Syria crisis: Rebels capture key dam
The rebel forces of Syria managed to capture the nation’s largest dam on Monday after days of intense clashes.
Beirut: The rebel forces of Syria managed to capture the nation’s largest dam on Monday after days of intense clashes.
The capture can be seen as a setback as the rebels now have a control over water and electricity in most parts of Syria.
The rebels had already seized two other dams on the Euphrates River. But the latest conquest, the al-Furat dam in northeastern Raqqa province, was a major coup for the opposition.

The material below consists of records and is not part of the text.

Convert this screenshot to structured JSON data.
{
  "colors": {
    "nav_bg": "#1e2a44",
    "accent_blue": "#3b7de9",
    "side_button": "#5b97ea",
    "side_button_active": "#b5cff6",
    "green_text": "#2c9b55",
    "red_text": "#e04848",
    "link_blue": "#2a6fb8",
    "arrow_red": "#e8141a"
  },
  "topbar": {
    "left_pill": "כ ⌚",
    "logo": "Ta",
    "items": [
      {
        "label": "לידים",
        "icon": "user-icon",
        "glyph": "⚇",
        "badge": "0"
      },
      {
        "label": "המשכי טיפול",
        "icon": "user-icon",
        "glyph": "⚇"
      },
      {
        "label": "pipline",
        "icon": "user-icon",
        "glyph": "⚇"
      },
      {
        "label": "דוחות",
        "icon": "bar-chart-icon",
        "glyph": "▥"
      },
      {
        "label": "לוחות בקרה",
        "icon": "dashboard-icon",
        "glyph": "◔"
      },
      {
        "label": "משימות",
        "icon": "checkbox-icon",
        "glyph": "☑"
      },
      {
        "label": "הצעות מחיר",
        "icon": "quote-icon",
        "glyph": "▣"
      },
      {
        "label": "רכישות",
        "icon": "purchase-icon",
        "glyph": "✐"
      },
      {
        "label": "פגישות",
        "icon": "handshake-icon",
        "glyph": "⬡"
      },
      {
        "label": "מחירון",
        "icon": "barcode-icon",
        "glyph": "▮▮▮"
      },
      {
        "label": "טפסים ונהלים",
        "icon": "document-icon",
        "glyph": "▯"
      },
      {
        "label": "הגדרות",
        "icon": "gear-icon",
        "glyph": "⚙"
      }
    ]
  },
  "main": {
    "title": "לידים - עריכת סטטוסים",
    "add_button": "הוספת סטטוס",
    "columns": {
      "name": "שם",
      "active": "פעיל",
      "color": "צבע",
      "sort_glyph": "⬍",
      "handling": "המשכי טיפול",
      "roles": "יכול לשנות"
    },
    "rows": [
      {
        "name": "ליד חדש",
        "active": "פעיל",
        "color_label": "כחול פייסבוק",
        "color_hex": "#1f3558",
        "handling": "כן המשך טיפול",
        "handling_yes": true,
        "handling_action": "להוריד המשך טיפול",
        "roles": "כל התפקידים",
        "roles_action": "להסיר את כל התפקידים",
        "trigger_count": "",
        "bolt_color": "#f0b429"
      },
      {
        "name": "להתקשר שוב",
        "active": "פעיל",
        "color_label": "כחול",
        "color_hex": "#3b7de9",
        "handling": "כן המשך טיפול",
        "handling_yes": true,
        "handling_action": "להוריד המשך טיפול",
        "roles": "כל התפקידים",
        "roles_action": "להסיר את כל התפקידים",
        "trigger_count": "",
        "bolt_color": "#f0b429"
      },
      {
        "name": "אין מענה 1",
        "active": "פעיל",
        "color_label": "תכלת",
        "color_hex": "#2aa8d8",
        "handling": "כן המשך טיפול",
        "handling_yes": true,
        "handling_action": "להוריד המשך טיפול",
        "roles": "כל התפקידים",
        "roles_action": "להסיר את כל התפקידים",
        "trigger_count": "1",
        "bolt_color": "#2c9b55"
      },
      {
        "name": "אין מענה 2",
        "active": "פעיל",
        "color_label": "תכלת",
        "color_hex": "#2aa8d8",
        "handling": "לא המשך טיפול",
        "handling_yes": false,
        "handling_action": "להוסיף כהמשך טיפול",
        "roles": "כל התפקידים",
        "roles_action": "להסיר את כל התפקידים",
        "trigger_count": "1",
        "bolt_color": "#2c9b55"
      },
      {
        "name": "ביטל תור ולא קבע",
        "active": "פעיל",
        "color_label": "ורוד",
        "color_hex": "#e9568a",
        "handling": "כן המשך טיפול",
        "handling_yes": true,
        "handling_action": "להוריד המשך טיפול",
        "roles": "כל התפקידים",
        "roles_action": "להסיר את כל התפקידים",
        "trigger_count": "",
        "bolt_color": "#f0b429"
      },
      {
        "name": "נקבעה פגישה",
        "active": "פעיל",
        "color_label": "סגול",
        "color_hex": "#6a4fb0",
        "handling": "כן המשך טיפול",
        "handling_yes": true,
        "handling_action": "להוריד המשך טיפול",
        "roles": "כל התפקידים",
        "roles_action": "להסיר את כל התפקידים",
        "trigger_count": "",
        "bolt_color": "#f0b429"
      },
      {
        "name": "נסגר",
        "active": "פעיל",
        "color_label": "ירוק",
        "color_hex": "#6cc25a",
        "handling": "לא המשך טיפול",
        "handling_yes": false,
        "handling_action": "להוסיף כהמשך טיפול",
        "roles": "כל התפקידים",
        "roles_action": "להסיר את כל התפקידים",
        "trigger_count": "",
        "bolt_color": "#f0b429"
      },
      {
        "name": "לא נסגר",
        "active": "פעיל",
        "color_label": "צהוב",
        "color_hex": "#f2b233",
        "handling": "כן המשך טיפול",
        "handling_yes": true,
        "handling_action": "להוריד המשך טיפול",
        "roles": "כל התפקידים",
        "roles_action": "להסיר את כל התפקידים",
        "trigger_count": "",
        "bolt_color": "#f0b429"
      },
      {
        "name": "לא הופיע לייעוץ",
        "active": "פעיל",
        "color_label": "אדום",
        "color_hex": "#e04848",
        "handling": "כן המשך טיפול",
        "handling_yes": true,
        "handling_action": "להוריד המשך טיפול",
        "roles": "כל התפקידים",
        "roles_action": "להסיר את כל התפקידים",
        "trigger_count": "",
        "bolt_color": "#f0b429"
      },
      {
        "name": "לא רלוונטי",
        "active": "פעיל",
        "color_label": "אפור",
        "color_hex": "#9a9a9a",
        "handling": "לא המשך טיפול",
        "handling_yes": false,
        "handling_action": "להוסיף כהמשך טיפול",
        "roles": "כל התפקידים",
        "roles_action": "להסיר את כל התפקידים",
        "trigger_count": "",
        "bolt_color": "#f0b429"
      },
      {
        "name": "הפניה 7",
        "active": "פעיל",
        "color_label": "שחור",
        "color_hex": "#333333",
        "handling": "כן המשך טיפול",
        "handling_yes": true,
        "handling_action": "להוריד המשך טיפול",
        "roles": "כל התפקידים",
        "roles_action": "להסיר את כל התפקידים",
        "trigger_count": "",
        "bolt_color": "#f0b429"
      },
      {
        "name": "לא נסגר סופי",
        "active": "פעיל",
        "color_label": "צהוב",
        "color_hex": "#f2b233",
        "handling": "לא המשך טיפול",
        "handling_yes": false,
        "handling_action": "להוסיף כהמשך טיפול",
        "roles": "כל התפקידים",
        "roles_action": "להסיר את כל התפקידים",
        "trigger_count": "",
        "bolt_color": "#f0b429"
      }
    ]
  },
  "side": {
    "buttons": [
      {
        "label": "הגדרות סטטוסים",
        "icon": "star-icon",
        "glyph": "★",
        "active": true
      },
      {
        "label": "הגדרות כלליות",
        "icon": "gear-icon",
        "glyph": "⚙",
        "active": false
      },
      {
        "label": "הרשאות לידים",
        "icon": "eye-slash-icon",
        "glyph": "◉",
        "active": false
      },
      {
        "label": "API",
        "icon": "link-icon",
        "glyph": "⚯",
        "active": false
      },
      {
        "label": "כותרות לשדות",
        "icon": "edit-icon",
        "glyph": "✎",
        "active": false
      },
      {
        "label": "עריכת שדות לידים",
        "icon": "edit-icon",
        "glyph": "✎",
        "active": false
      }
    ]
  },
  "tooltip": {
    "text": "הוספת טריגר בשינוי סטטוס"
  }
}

It handed them control over water and electricity supplies for both government-held areas and large swathes of land the opposition has captured over the past 22 months of fighting.
Also in northern Syria, a car bomb exploded border crossing with Turkey in Idlib province. A Turkish Foreign Ministry official said 10 people died and more than 40 were wounded and taken to hospitals. The official said it was "highly likely" that the blast was caused by a car bomb because of the large extent of the damage.
The official requested anonymity in line with government rules that bar civil servants from speaking to the media without prior authorization.
The rebels have had their biggest success in the civil war across Syria`s north including Idlib, Raqqaand Aleppo provinces, all bordering Turkey.
Rami Abdul-Rahman, a Britain-based anti-regime activist, said rebels took control of al-Furat dam around midday after successfully pushing out a group of Assad loyalist from the control room. Most of the regime troops in the area had stopped fighting on Sunday following the fall of the nearby town of al-Thawra, Abdul-Rahman said.
The rebel assault on the dam was led by al-Qaida-linked militant group Jabhat al-Nusra, which has been fighting alongside the rebels trying to oust Assad. Al-Nusra Front is considered the most effective fighting force on the anti-regime side.
The government did not confirm it has lost control of the dam.
With Agency Inputs